Israel violates international law ‘because it can,’ UN Security Council told
Updated 20 October 2021

Israel violates international law ‘because it can,’ UN Security Council told

Israel violates international law ‘because it can,’ UN Security Council told
  • US/Middle East Project called for the Palestinian leadership to stop repressing ‘their own people’
  • Israel PR slammed the security council meetings on the Middle East and said the focus should be on Iran instead

NEW YORK: Israel pursues policies in violation of international law and of UN resolutions “Because it can — no tangible cost or consequence is attached,” the UN Security Council heard on Tuesday. 

Daniel Levy, president of US/Middle East Project, told council members of the need to address what he called “an accountability deficit when it comes to Israel’s action” as it is one of the core understandings that should guide the peace process forward.

“If the unlawful and peace negating politics of Israel continue to be met with impunity, there should be no expectation of positive change.

Also to be considered is “a legitimacy deficit in Palestinian politics,” Levy said.

“The Palestinian Liberation Organization must become fully representative, inclusive and by extension better able to demonstrate strategic agency and to negotiate. 

“Palestinians have a right to elect representatives to their national institutions.

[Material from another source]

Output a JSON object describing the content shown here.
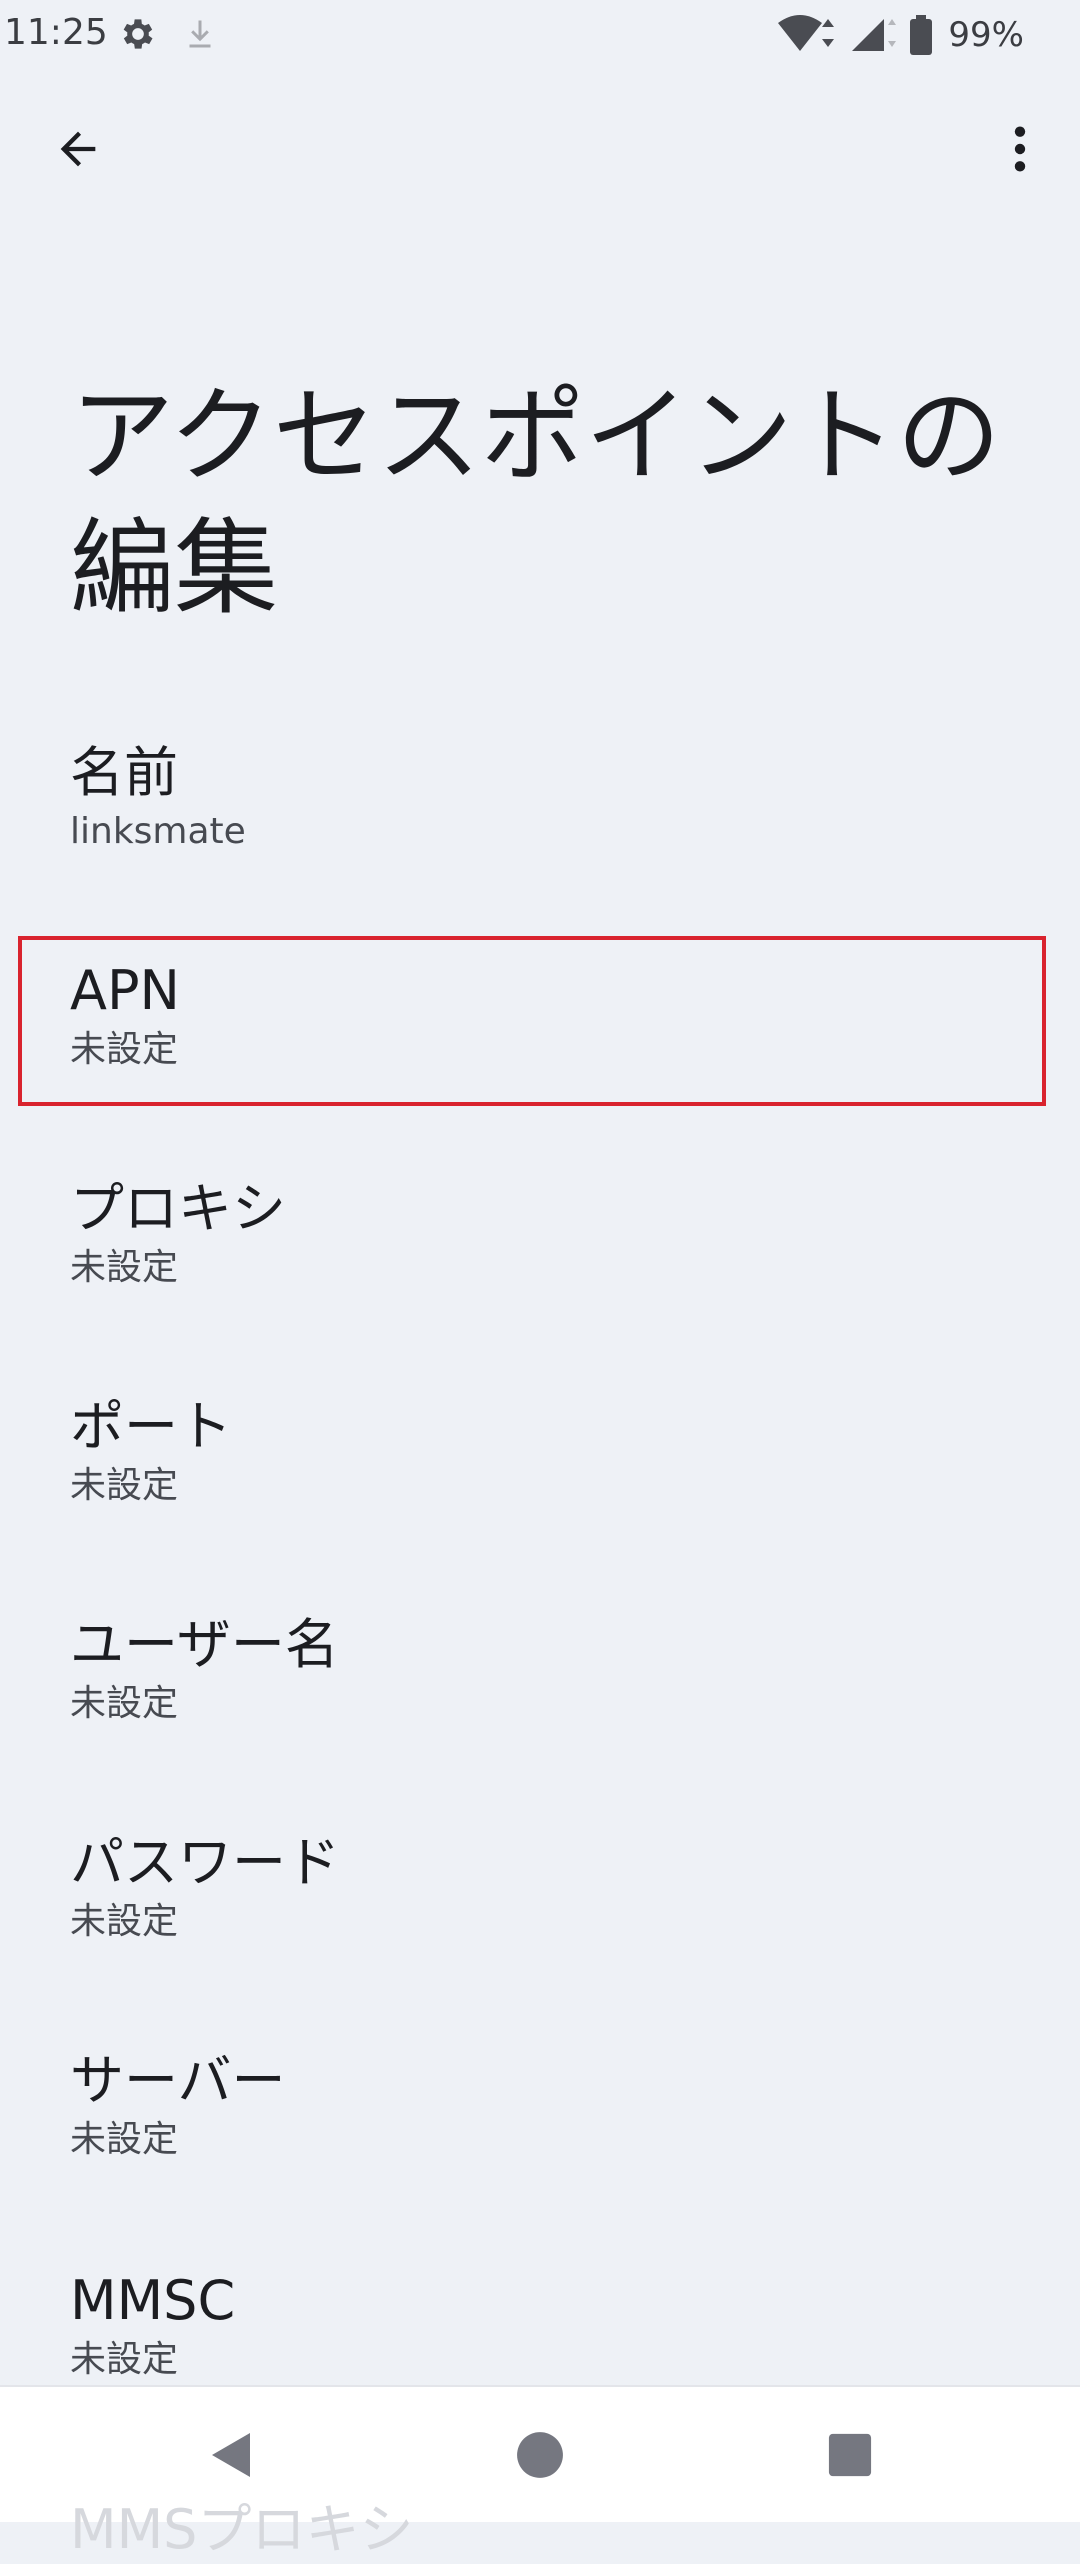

That requires a Palestinian leadership decision, as well as supportive, not preventive, steps by Israel and the International community.

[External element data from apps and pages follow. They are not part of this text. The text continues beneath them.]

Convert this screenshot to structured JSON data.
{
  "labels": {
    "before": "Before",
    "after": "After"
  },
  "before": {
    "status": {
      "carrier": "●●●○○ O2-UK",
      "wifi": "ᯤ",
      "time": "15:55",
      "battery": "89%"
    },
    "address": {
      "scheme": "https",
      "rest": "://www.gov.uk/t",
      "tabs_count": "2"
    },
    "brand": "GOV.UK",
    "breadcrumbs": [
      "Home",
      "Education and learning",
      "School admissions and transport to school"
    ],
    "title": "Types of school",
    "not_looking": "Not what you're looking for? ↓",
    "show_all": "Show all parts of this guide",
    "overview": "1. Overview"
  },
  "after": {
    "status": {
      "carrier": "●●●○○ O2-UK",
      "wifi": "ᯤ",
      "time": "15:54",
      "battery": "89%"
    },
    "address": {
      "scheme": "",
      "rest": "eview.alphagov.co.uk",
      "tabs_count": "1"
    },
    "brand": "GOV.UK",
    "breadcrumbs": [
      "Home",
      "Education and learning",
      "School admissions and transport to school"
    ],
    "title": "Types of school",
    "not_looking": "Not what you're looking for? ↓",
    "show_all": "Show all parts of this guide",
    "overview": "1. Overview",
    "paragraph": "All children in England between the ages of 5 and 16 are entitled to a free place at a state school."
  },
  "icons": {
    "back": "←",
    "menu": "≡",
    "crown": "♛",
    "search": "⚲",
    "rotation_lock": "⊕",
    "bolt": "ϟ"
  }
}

Israeli activists of the Rabbis for Human Rights organization help Palestinian farmers harvest their olive trees in Burin village in the occupied West Bank, on Oct.19 2021. (Photo by Menahem Kahana / AFP) 

“We also cannot ignore or condone when existing Palestinian self-governing authorities on the ground with their limited mandate repress their own people.”

Palestinian politician, activist, and scholar Hanan Ashrawi told the ambassadors that everything must be viewed in the context of occupation. 

The security council’s inability to assert its authority, Ashrawi said, has allowed “this injustice to become a perpetual tragic, human modern political and legal travesty.”

She discounted talk of confidence-building between Israel and the Palestinians as “there can be very little confidence under occupation. 

“The policy of confidence-building measures is misguided because occupation brings only contempt, distrust, resentment, and resistance. The oppressed cannot be brought to trust or accept handouts from their oppressor as an alternative to their right to freedom.”

Another attempt at spreading misconception is the constant call for “balance in an unbalanced situation,” Ashrawi said. 

“The mindless refrain that Israel has a right to defend itself while the Palestinian people are denied such a right is perverse, and that the occupier’s violence is justified as self-defense while the occupied are stigmatized as a terrorist. 

“Peace is not achieved by normalizing the occupation, sidelining the Palestinian question, or rewarding it by repositioning Israel as a regional superpower. 

“Such an approach maintains in place the causes of regional instability while enabling Israel as a colonial apartheid to superimpose greater Israel on all of historic Palestine.” 

Israel’s permanent representative to the UN Gilad Erdan strongly criticized Ashrawi’s presence at the security council meeting.

“A spokesperson for Palestinian leadership was invited to represent civil society,” giving a platform to what he called “Palestinian rejectionism.”

Erdan slammed security council meetings on the Middle East for what he called disregarding “the real threat to regional and global security: Iran. 

“Iran has assembled six armies of terrorist proxies in the region and by allowing the Ayatollah regime to continue with the severe violation of their international commitments, these six terror armies will soon have an Iranian nuclear umbrella.”

Before the meeting began, Erdan told reporters in New York that such meetings have the sole aim to “bash Israel” and are a “waste of everyone’s time.

“The security council members help dig the ditch of conflict deeper,” he said.

Erdan called on council members to “stand up to Iran and demand that Palestinian leadership abandon their culture of hate. This is the only way to transform the region into a paradise of progress, prosperity, and peace.”